10. No Link Between Amateur Boxing, Long-Term Brain Damage
11. No strong evidence linking amateur boxing with long-term brain injury
Post Your Comments:
*Name:
*Comment:
*Email:
(Date:10/13/2017)... (PRWEB) , ... October 13, 2017 , ... Apple ... care services, staged a mock evacuation of the facility as part of a disaster ... Fire Department, Echo Hose EMS and Shelton City Emergency Manager, as well as the ...
(Date:10/13/2017)... , ... October 13, 2017 , ... Global Healthcare Management’s ... Alexandria Park in Milford, NJ. This free event, sponsored by Global Healthcare Management’s ... The fun run is geared towards children of all ages; it is a ...
(Date:10/13/2017)... ... October 13, 2017 , ... “The Journey: From the ... danger possible to save lost souls in the Philippines. “The Journey: From the Mountains ... a dedicated teacher of the Bible. She has taught all ages and currently teaches ...
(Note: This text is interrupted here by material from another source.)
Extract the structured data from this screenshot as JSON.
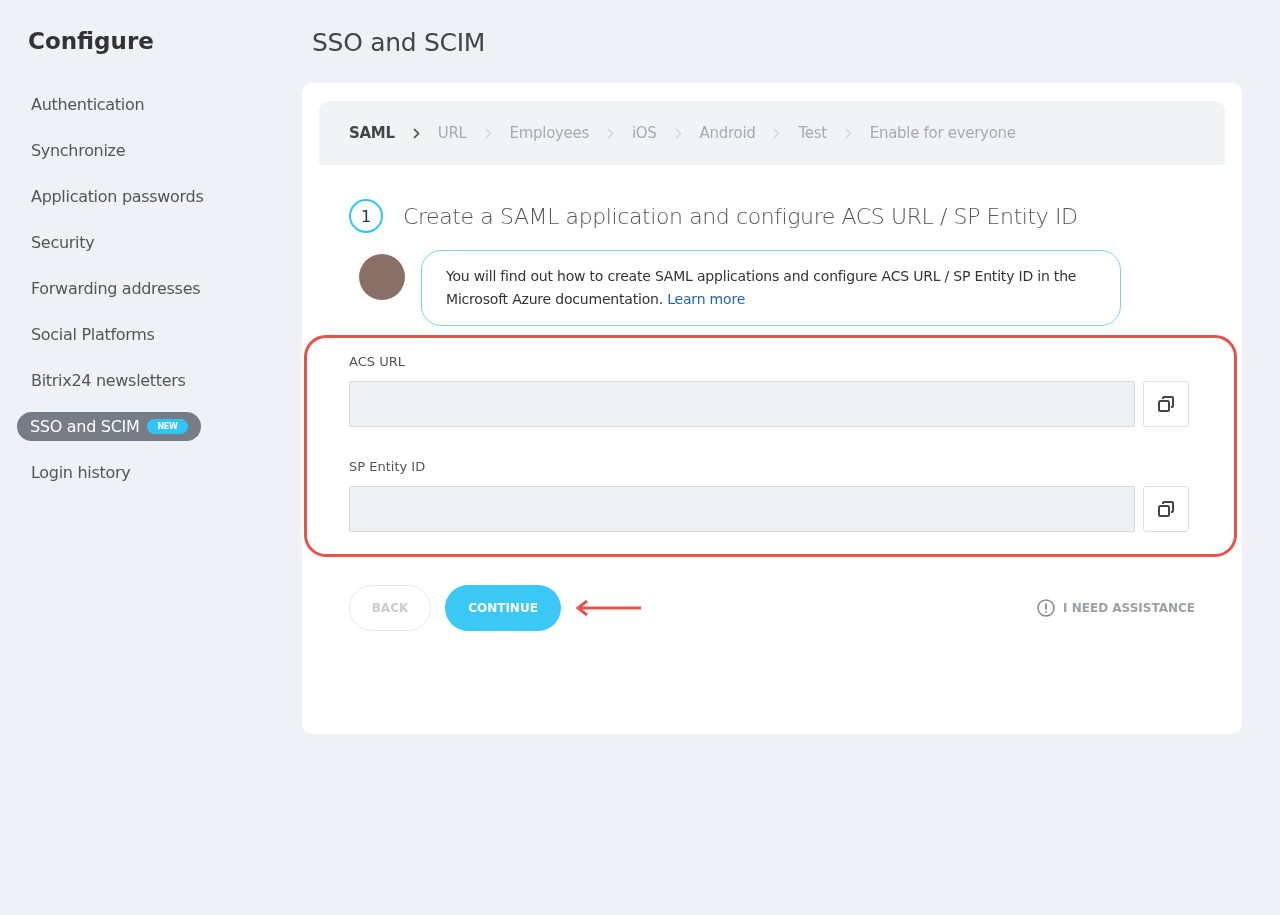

(Date:10/12/2017)... ... October 12, 2017 , ... Planet Fitness, one of the largest and ... plans to open a flagship location in Covington, LA at 401 N. U.S. Highway ... store next to Office Depot in the Holiday Square shopping center. Its location allows ...
(Date:10/12/2017)... ... 2017 , ... Asante, a nationally recognized health system in ... existing home health joint venture through an agreement, effective October 1, 2017, to ... home health company with Asante, delivering clinically integrated care, for the past eight ...
Breaking Medicine News(10 mins):
(Date:10/10/2017)... -- NDS received FDA 510(k) clearance in May 2017 for its highly ... designed for endoscopy environments. An innovative secondary monitor solution, ZeroWire ... support the improvement of patient outcomes, procedural efficiency, and the lowering ... ... ...
(Date:10/4/2017)... 4, 2017  South Korean-based healthcare product Development Company ... "cprCUBE" on Kickstarter. The device will educate the user ... with better efficiency compared to the dated and pricey ... on efficacy of the compression for a more informed ... goal to raise $5,000. ...
(Date:10/2/2017)... 2017  Eli Lilly and Company (NYSE: ... third quarter of 2017 on Tuesday, October 24, 2017. ... day with the investment community and media to further ... call will begin at 9 a.m. Eastern time. Investors, ... webcast of the conference call through a link that ...
Breaking Medicine Technology: